Minimalism has been a major topic in the interior sector since the 1980s and has evolved again since 2020. Chaotic conditions on the outside as well as a changed world order led people to create order for themselves: Order outside creates order inside, so the theory goes. In addition, there was suddenly money available that might have previously been spent on travel. People took this money and purchased new furniture – high-quality pieces that brought character to the room – and combined them with a few but meaningful accessories. This resulted in having "the right amount of things" or a "gallery look at home."
Soft and warm
Minimalist interior design is still very much in vogue. In Warm Minimalism, however, pure white is replaced by off-white tones; black and gray are replaced by natural and earthy tones. The color scheme of modern minimalism integrates the Scandinavian interior design style with the minimalist trend thus creating a very special sense of space – somewhat less contrasting or playful than hygge – in itself. Various objects in the room in a range of soft and warm colors provides a pleasant and tidy atmosphere, and at the same time homey and cozy feelings.
At Schattdecor, we took a look at Warm Minimalism and realized: Warm, earthy tones are the order of the day. The quieter the color scheme, the more focus can be placed on texture. Fine textures on basically calm surfaces emphasize the character of the room, the pieces of furniture in it and give the room even more meaning.
Blaustein in a cream-colored version is extremely suitable for kitchen countertops or in bathrooms on walls or floors. Light tones add a pleasant cheerfulness to bathrooms with limited natural light, which is difficult to achieve with pure white.
Fine fossil inclusions make Blaustein a stone decor in which, for all its minimalist tidiness, one gets the feeling of being able to read many small stages in the earth’s history - vibrant and exciting.
Oceanside is the name of a stone decor that has a beautiful play of light and dark color inclusions. The structure is reminiscent of quartz on the one hand and the streakiness of wood on the other hand. Overall, the layout appears very restrained due to its fine veins.
The varied shades of white and beige give space to the structures. This makes it cozy without a lot of accessories. The distinctive lamp looks like a sculpture and completes the gallery look.
Here’s a concrete look that has no equal! The decor is reminiscent of the surface of the moon through irregularities created in the preparation using a trowel and mortar. Moon completes our décor trio for the new, soft and warm minimalism. It is particularly suitable for countertops and bathroom surfaces.

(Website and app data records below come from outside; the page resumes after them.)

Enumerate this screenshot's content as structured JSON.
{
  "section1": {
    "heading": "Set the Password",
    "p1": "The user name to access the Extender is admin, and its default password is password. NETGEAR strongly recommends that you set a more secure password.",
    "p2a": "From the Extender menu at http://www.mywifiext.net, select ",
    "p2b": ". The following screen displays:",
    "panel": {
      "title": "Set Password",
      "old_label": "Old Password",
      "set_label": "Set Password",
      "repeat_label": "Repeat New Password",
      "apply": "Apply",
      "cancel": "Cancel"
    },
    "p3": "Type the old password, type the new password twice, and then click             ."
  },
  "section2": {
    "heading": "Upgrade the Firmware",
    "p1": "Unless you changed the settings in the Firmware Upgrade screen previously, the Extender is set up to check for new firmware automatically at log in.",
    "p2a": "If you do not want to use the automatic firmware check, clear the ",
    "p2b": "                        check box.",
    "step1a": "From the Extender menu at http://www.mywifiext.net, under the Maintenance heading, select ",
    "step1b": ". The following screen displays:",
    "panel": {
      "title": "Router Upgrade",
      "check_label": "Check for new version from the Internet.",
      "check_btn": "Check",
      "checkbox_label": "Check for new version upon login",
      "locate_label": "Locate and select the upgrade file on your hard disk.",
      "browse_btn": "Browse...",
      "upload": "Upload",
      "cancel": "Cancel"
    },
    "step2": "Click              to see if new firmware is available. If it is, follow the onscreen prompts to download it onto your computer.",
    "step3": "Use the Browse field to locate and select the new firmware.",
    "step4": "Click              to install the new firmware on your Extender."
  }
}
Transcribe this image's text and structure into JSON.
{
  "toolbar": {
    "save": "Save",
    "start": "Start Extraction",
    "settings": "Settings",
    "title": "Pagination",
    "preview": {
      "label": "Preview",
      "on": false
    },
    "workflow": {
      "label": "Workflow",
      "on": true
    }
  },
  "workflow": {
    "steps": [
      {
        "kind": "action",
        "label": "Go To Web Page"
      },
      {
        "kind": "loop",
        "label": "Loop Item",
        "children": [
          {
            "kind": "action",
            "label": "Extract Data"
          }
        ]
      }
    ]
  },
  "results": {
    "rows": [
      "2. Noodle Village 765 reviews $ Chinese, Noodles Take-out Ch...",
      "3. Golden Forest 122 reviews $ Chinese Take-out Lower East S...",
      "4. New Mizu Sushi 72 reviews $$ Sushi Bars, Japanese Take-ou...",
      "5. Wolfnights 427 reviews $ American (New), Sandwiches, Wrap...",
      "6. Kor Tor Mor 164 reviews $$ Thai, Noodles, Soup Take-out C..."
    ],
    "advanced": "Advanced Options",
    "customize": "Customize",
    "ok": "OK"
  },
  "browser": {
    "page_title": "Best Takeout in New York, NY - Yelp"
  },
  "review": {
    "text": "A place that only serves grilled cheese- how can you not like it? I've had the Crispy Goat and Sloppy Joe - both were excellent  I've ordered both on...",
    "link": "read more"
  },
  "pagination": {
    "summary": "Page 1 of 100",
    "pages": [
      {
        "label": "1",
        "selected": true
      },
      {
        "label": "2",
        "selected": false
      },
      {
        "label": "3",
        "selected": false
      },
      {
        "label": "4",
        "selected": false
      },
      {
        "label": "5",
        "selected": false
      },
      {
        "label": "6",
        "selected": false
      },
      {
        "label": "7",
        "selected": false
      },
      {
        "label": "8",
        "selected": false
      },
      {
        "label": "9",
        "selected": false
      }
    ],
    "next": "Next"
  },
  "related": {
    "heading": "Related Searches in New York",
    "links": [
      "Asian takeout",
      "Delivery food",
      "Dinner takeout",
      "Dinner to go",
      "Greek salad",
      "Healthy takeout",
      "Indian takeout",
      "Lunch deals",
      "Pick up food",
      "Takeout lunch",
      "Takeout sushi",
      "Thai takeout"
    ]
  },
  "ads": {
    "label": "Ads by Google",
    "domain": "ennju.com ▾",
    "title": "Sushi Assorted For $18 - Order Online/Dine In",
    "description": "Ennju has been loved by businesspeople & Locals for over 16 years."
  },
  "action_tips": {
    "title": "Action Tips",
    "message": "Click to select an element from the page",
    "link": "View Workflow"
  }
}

Gran Sasso Chestnut in a light color scheme combined with Moon in a gray coloration is a classic combination that can be used in a versatile way in interior design. Here it is used to combine a sofa in off-white and accessories in brown and beige. The table is the standout here and completes the minimalist look.